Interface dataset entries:
--- START ---
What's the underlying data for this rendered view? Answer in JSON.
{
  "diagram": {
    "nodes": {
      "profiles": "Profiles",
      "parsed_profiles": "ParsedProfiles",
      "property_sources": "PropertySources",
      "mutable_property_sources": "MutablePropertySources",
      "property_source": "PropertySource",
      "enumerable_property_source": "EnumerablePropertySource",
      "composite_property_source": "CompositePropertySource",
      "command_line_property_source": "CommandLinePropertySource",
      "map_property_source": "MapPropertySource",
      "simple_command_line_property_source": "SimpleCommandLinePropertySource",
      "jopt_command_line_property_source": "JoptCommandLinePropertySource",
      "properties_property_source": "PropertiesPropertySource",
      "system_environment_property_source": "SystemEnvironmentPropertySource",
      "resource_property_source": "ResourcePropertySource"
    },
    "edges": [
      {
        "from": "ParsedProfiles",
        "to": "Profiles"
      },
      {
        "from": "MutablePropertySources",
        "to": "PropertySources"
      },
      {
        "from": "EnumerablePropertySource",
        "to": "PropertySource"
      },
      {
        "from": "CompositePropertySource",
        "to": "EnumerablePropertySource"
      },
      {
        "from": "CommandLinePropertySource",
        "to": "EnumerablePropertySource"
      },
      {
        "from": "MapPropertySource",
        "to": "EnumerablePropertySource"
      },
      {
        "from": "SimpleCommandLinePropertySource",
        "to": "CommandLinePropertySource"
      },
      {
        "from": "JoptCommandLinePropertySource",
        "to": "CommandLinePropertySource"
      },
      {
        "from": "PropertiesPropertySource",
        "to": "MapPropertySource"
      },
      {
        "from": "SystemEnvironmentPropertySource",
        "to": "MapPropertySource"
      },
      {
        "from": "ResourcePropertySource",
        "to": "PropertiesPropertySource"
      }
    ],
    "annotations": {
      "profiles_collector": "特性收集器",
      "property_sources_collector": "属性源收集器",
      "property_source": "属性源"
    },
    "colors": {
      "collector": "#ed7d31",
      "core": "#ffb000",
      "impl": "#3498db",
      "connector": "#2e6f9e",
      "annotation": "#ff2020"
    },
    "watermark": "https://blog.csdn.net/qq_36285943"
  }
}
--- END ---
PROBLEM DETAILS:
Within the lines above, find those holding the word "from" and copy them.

EXPECTED ANSWER:
        "from": "ParsedProfiles",
        "from": "MutablePropertySources",
        "from": "EnumerablePropertySource",
        "from": "CompositePropertySource",
        "from": "CommandLinePropertySource",
        "from": "MapPropertySource",
        "from": "SimpleCommandLinePropertySource",
        "from": "JoptCommandLinePropertySource",
        "from": "PropertiesPropertySource",
        "from": "SystemEnvironmentPropertySource",
        "from": "ResourcePropertySource",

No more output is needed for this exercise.